Jim was born in Lancashire in 1938. He was two years old when his father was killed at Dunkerque. A few months later his mother was killed in the Blitz of Liverpool. He was brought up by his surviving grandparents on a small farm at Skelmersdale, in southwest Lancashire. After primary schooling at Skelmersdale County School he went on to Ormskirk Grammar School, which was established in 1612, but no longer exists. Circumstances forced him leave home when he was sixteen, but unable to live on an apprentice's wage, he joined the Royal Marine Commandos. Since then Jim has ricocheted through life gaining a comprehensive education and a wealth of experiences that are reflected in his writings.

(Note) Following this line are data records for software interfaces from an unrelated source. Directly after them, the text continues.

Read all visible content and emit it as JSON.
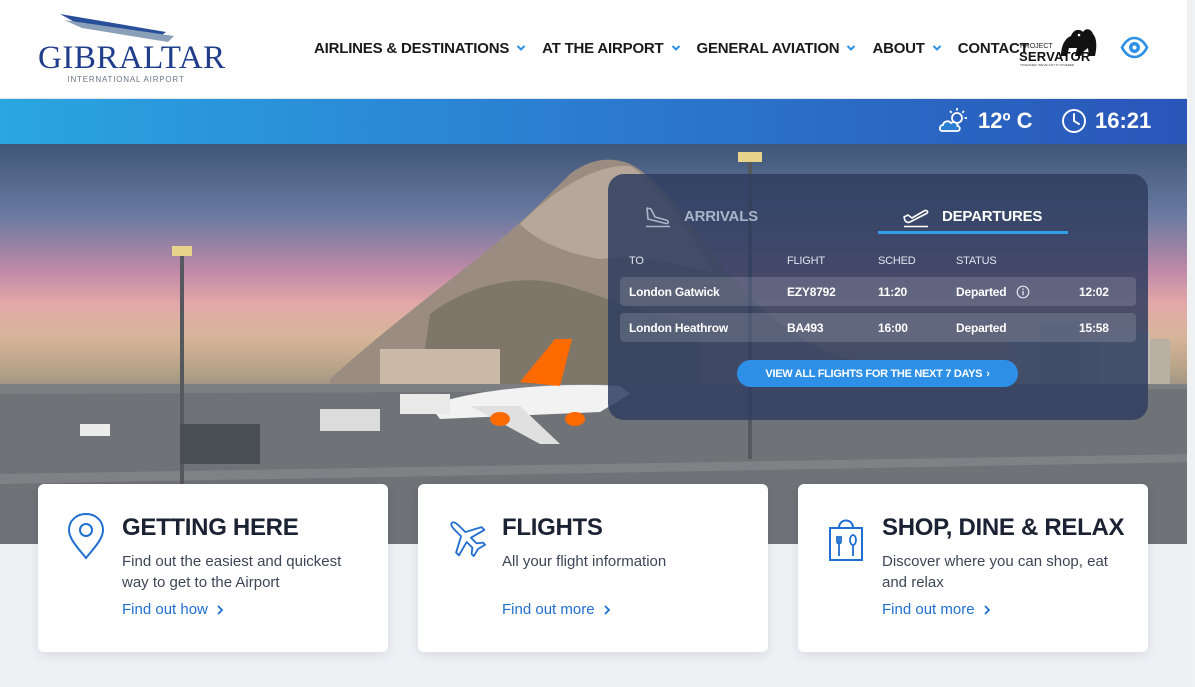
{
  "header": {
    "logo": {
      "name": "GIBRALTAR",
      "subtitle": "INTERNATIONAL AIRPORT",
      "icon": "tail-fin-logo"
    },
    "nav": [
      {
        "label": "AIRLINES & DESTINATIONS",
        "has_dropdown": true
      },
      {
        "label": "AT THE AIRPORT",
        "has_dropdown": true
      },
      {
        "label": "GENERAL AVIATION",
        "has_dropdown": true
      },
      {
        "label": "ABOUT",
        "has_dropdown": true
      },
      {
        "label": "CONTACT",
        "has_dropdown": false
      }
    ],
    "servator": {
      "small": "PROJECT",
      "big": "SERVATOR",
      "tagline": "TOGETHER, WE'VE GOT IT COVERED"
    },
    "accessibility_icon": "eye-icon"
  },
  "infobar": {
    "weather_icon": "partly-cloudy-icon",
    "temperature": "12º C",
    "clock_icon": "clock-icon",
    "time": "16:21"
  },
  "flights": {
    "tabs": [
      {
        "label": "ARRIVALS",
        "icon": "plane-landing-icon",
        "active": false
      },
      {
        "label": "DEPARTURES",
        "icon": "plane-takeoff-icon",
        "active": true
      }
    ],
    "columns": {
      "to": "TO",
      "flight": "FLIGHT",
      "sched": "SCHED",
      "status": "STATUS"
    },
    "rows": [
      {
        "to": "London Gatwick",
        "flight": "EZY8792",
        "sched": "11:20",
        "status": "Departed",
        "actual": "12:02",
        "info": true
      },
      {
        "to": "London Heathrow",
        "flight": "BA493",
        "sched": "16:00",
        "status": "Departed",
        "actual": "15:58",
        "info": false
      }
    ],
    "view_all_label": "VIEW ALL FLIGHTS FOR THE NEXT 7 DAYS",
    "view_all_arrow": "›"
  },
  "cards": [
    {
      "title": "GETTING HERE",
      "desc": "Find out the easiest and quickest way to get to the Airport",
      "link": "Find out how",
      "icon": "map-pin-icon"
    },
    {
      "title": "FLIGHTS",
      "desc": "All your flight information",
      "link": "Find out more",
      "icon": "airplane-icon"
    },
    {
      "title": "SHOP, DINE & RELAX",
      "desc": "Discover where you can shop, eat and relax",
      "link": "Find out more",
      "icon": "shop-dine-icon"
    }
  ],
  "colors": {
    "brand_blue": "#1f3d8a",
    "accent_blue": "#2d8fe6",
    "link_blue": "#1f6fd0",
    "panel": "#303e60"
  }
}
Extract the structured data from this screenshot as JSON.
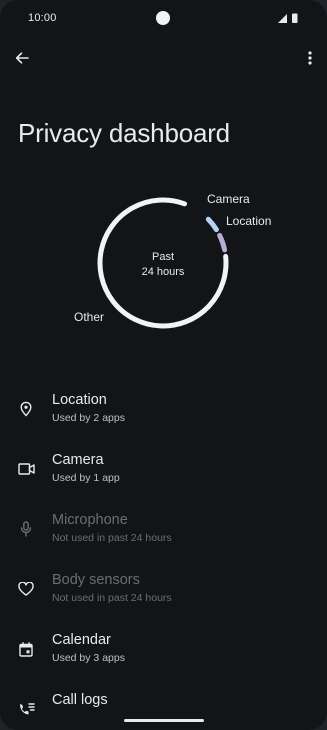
{
  "status_bar": {
    "time": "10:00"
  },
  "app_bar": {
    "back_icon": "arrow-back-icon",
    "menu_icon": "more-vert-icon"
  },
  "page": {
    "title": "Privacy dashboard"
  },
  "usage_chart": {
    "center_line1": "Past",
    "center_line2": "24 hours",
    "labels": {
      "camera": "Camera",
      "location": "Location",
      "other": "Other"
    },
    "colors": {
      "other": "#f1f3f4",
      "camera": "#b3d4f5",
      "location": "#b8aed4"
    }
  },
  "permissions": [
    {
      "name": "Location",
      "status": "Used by 2 apps",
      "icon": "location-pin-icon",
      "enabled": true
    },
    {
      "name": "Camera",
      "status": "Used by 1 app",
      "icon": "videocam-icon",
      "enabled": true
    },
    {
      "name": "Microphone",
      "status": "Not used in past 24 hours",
      "icon": "microphone-icon",
      "enabled": false
    },
    {
      "name": "Body sensors",
      "status": "Not used in past 24 hours",
      "icon": "heart-icon",
      "enabled": false
    },
    {
      "name": "Calendar",
      "status": "Used by 3 apps",
      "icon": "calendar-icon",
      "enabled": true
    },
    {
      "name": "Call logs",
      "status": "",
      "icon": "call-log-icon",
      "enabled": true
    }
  ]
}
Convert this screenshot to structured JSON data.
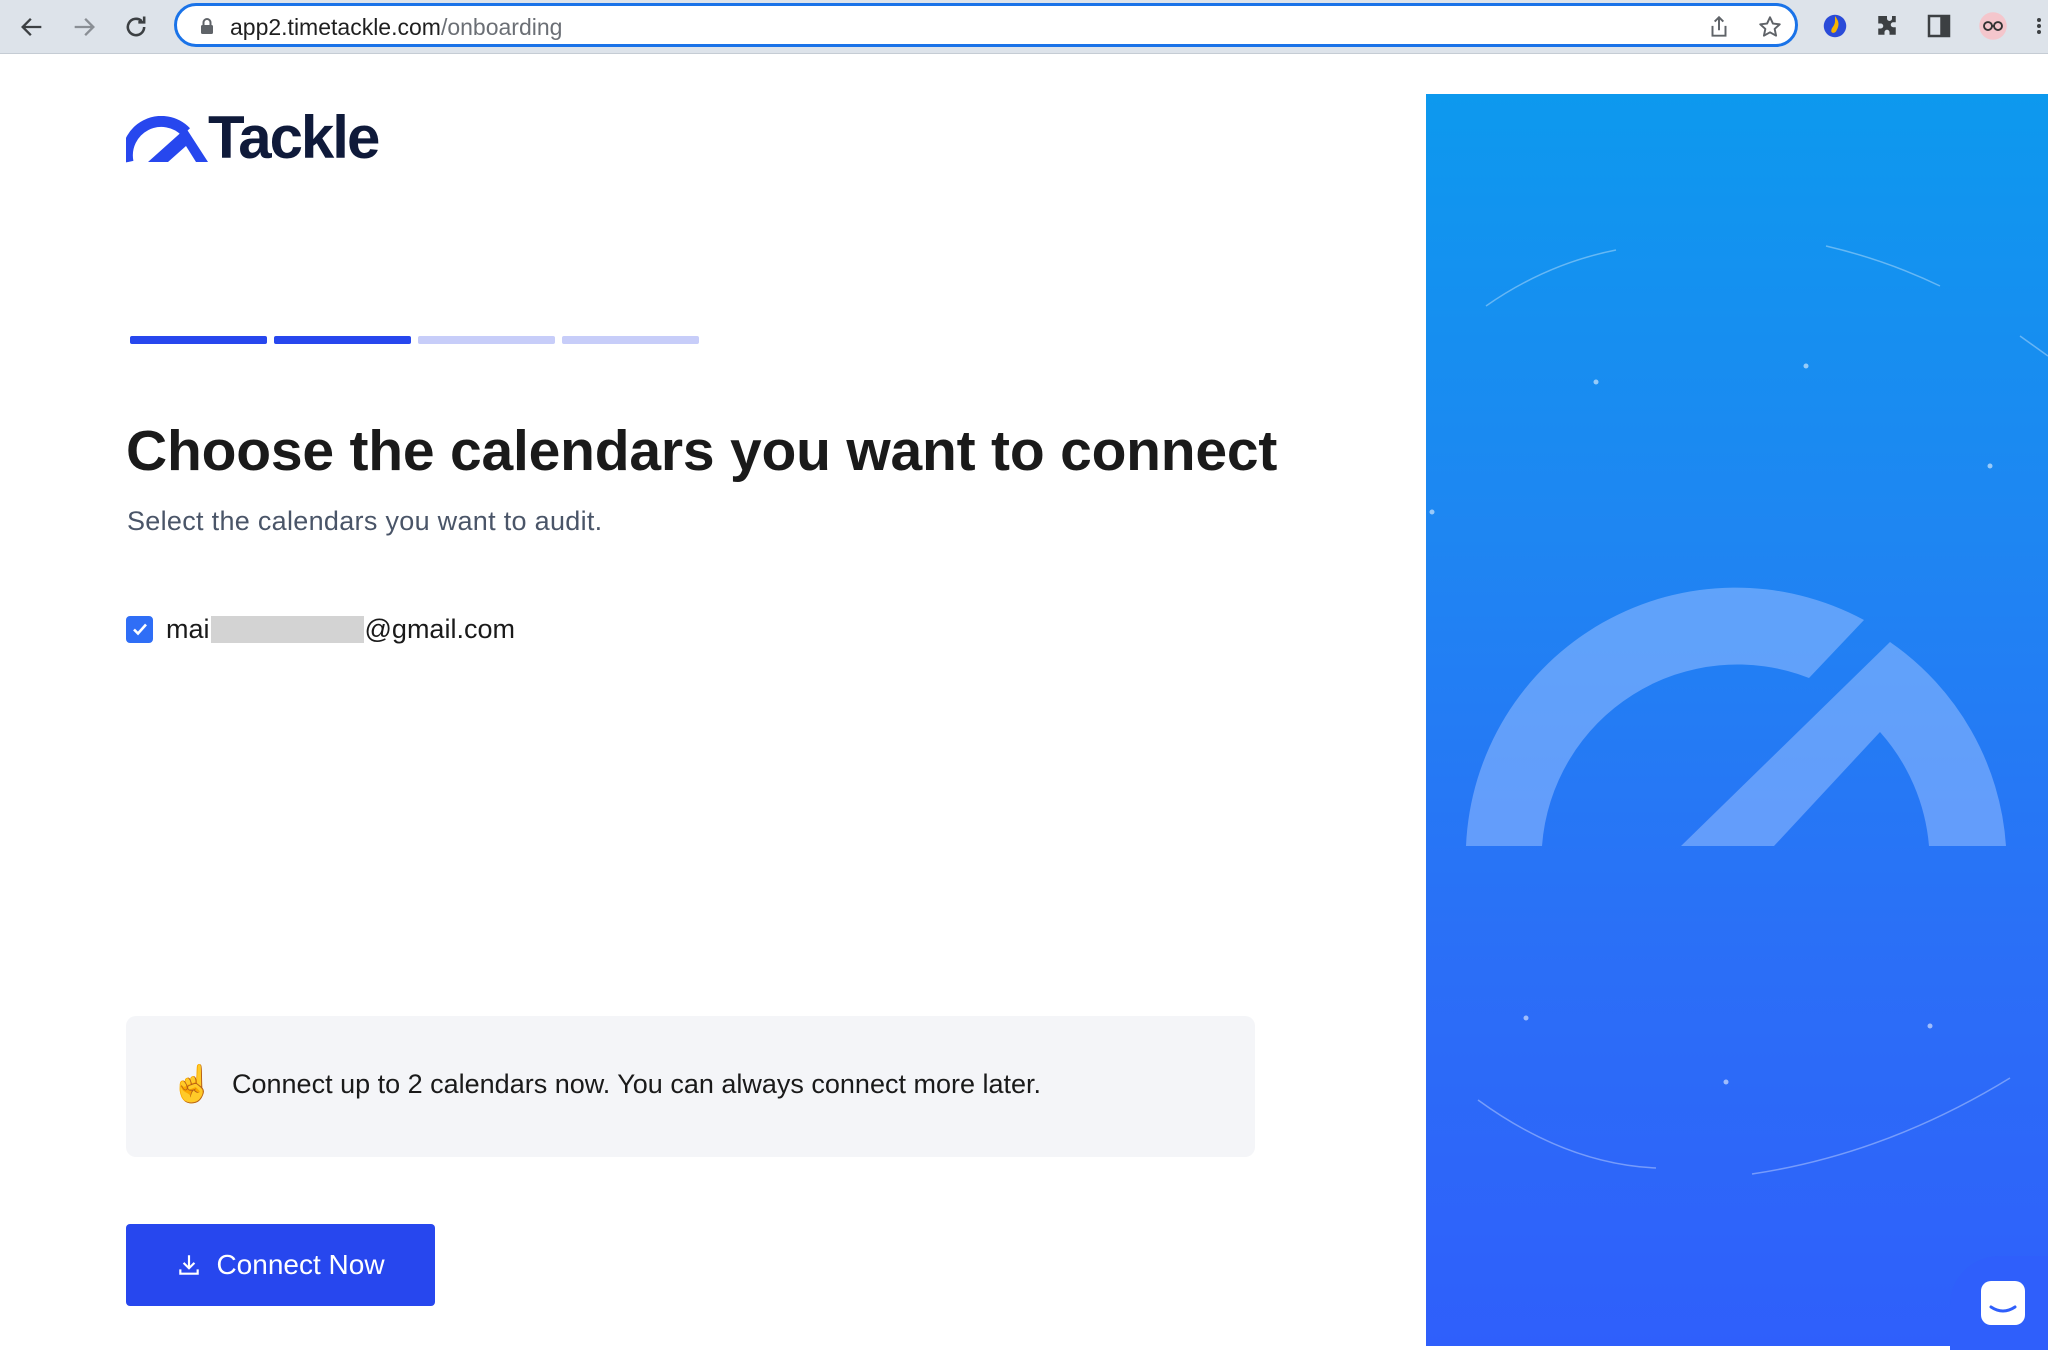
{
  "browser": {
    "url_host": "app2.timetackle.com",
    "url_path": "/onboarding"
  },
  "app": {
    "logo_text": "Tackle"
  },
  "onboarding": {
    "steps_total": 4,
    "steps_completed": 2,
    "colors": {
      "step_done": "#2747ee",
      "step_todo": "#c7cdf9"
    },
    "title": "Choose the calendars you want to connect",
    "subtitle": "Select the calendars you want to audit.",
    "calendars": [
      {
        "label_prefix": "mai",
        "label_suffix": "@gmail.com",
        "checked": true
      }
    ],
    "note": {
      "emoji": "☝️",
      "text": "Connect up to 2 calendars now. You can always connect more later."
    },
    "connect_button": {
      "label": "Connect Now",
      "icon": "download-icon"
    }
  },
  "theme": {
    "accent": "#2747ee",
    "hero_top": "#0d99ee",
    "hero_bottom": "#2f5ffb"
  }
}
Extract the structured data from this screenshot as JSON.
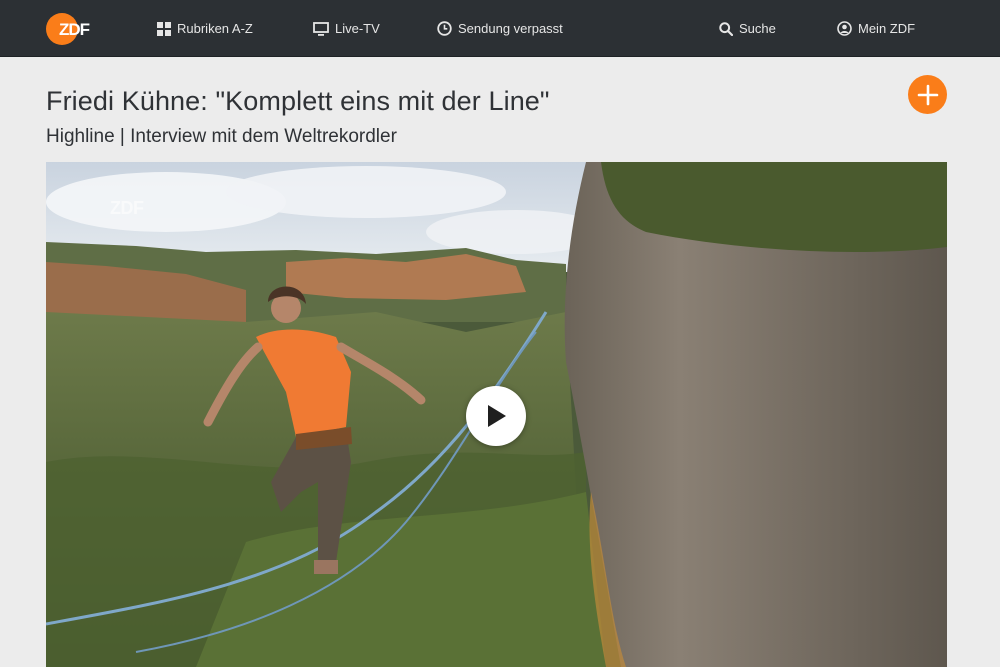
{
  "brand": {
    "logo_text": "ZDF",
    "accent_color": "#fa7d19",
    "nav_bg": "#2c3034"
  },
  "nav": {
    "rubriken": {
      "label": "Rubriken A-Z",
      "icon": "grid-icon"
    },
    "live": {
      "label": "Live-TV",
      "icon": "tv-icon"
    },
    "verpasst": {
      "label": "Sendung verpasst",
      "icon": "clock-icon"
    },
    "suche": {
      "label": "Suche",
      "icon": "search-icon"
    },
    "mein_zdf": {
      "label": "Mein ZDF",
      "icon": "user-icon"
    }
  },
  "page": {
    "title": "Friedi Kühne: \"Komplett eins mit der Line\"",
    "subtitle": "Highline | Interview mit dem Weltrekordler",
    "add_icon": "plus-icon"
  },
  "player": {
    "watermark": "ZDF",
    "play_icon": "play-icon"
  }
}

During his time in the commandos he served in the UK and Malta, and saw active service in North Africa, the Middle East, in Malaya and Borneo. He was eighteen years old when he had his first experience of war, an opposed beach landing. During this action he was shot with two rounds from an AK47, but luckily was not seriously wounded. Although this gave him a first hand experience of being hit by rifle fire, he does not recommend taking research to this level as a normal routine. After this incident he reviewed his situation and retrained as an electrician, one of eight in the Royal Marine Commandos. While not totally enthusiastic about this new status it gave him a degree of independence not normally associated with service life, but it was better than being at the pointed end and he was less liable to be shot again. It also set him up for his return to civilian life.
After leaving the Royal Marines he qualified as an electronic engineer and worked as an instrument engineer in the electrical generating industry and the oil and gas industry. He spent several years in the Sahara Desert in both Libya and Algeria. The start of his time in Libya coincided with Gadaffi's revolution. Many years later this experience became the background for his novel, Not Your Revolution, which is based very loosely on the events leading up to that revolution. Algeria provided quite different experiences.
The reason for working in the Sahara was to build up capital so that he could study naval architecture. Soon after qualifying as a naval architect he established his own yacht design office. In 1975 he won the Yachting World International Yacht Design Competition. As a yacht designer he wrote occasional articles for the yachting press. He also built his own boats.
In 1979 Jim and his wife emigrated to Australia and in 1980 he returned to the petro-chemical industry as a senior instrument engineer. These days he no longer has to go to the office each morning, so travels extensively throughout the Australian Outback researching the lives of the early pioneers, using their graves as a focus. Finding the graves is relatively easy. Finding the story behind them is much more difficult. Often the only source is an elderly lady and in many cases these ladies are now dead, leaving Jim's research as the only record of the pioneers.
During these research trips Jim travels and lives in a campervan fitted to the back of a six tonne, 4WD truck. All the professionally produced campervans and motorhomes were unsuitable for his needs, so he built the camper himself. He jokes that he must have got the design right as when he's on Outback tracks he wishes it was smaller, but when set up in camp he wishes it was larger. Everything's a compromise.
Jim says that writing is much more fun that engineering and a huge improvement on being shot.